NOVAK DJOKOVIC: Well, you know, there are a few things that are very important in that part of the game. Obviously reaction, the agility, the position. So my game is based on the baseline, and, yes, return has been serving quite well throughout my career. So I try to use it always as a weapon. Today you have, I think, better returners than servers. That wasn't the case maybe 15 years ago. You had more serve and volley players. But nowadays, since the return game has improved so much in our sport, not many players come to the net. I mean, I guess it's good to have that as a weapon.
Q. Who is the toughest for you to return against? There are a lot of big servers out there.

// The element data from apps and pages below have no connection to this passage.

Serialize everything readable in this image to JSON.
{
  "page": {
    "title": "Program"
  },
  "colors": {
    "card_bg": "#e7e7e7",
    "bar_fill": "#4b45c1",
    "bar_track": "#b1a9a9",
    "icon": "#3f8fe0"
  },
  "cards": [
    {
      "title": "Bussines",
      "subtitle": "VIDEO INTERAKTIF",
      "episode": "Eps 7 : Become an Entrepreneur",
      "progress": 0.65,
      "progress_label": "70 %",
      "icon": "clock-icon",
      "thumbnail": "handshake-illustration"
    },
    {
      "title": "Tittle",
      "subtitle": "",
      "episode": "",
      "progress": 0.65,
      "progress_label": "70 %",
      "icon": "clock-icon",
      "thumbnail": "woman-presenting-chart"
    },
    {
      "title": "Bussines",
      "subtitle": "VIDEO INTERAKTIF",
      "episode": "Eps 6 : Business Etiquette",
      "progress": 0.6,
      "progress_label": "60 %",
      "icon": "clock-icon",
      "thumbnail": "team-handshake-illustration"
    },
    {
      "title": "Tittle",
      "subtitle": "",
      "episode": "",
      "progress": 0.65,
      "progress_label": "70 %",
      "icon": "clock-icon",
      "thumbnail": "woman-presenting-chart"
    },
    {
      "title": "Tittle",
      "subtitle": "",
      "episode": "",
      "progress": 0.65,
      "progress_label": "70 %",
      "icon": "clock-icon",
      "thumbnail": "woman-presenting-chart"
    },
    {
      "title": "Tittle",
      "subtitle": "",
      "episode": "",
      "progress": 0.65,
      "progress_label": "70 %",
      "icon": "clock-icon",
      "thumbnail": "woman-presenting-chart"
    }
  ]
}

NOVAK DJOKOVIC: Well, Isner is right up there. You know, Isner, Karlovic, these two guys, 6'10", serving very high first‑serve percentage and very strong and precise. The angle that they create is just incredible. So, I mean, it's always very difficult to return against them.
Q. Do you have to guess?
NOVAK DJOKOVIC: Well, sometimes you have to play your luck. I mean, you have to guess. It just depends again from the surface. Isner has proved over the course of two years that he can play equally well on clay. I mean, he has beaten some top players. You know, with that powerful weapon, you know, he puts a lot of pressure on the opponent.
Q. We live in a small world. You had some really nice things to say about Andy last press conference. There was that situation a few years ago back and forth. How did you come to resolve that with Andy? I assume you worked something out.
NOVAK DJOKOVIC: Well, yeah. We had that situation. I think it was in 2008, US Open. We might have been through some misunderstandings and arguments. It was very emotional I think for both of us, playing against each other quarterfinals, and it's a very important tournament. So it happens, you know. You learn from those experiences. You know, we have been in a very good relationship ever since. And even before that. It's just that period, you know, that situation. It happens. You know, he was actually one of the few top players that was very nice to me when I started playing professionally. He has all my respect.
Q. When you came into the sport, did you expect to be on such good terms with your closest rivals? I mean, the top 4, you always seem to get on pretty well. You work together well. It must be very difficult because you're real competitors, aren't you?
NOVAK DJOKOVIC: Well, that's true, you know. The tennis represents something very good in the sport. I think in general if you look at the other sports, not many sports can say that they have their toughest and biggest rivals paying so much respect and appreciations to others. I mean, that's a very strong message that we are sending from men's tennis. It's really important. It's really good. I have learned a lot, you know, from my biggest rivals on and off the court. Nadal and Federer, they're big champions. We always had lots of respect with each other, to each other. Of course we are rivals and we want to win against each other and we are always playing lots of matches for major titles, but in the end it's only a sport. It's only a game. You need to always appreciate your opponent.
You should watch around the 2nd question/answer part.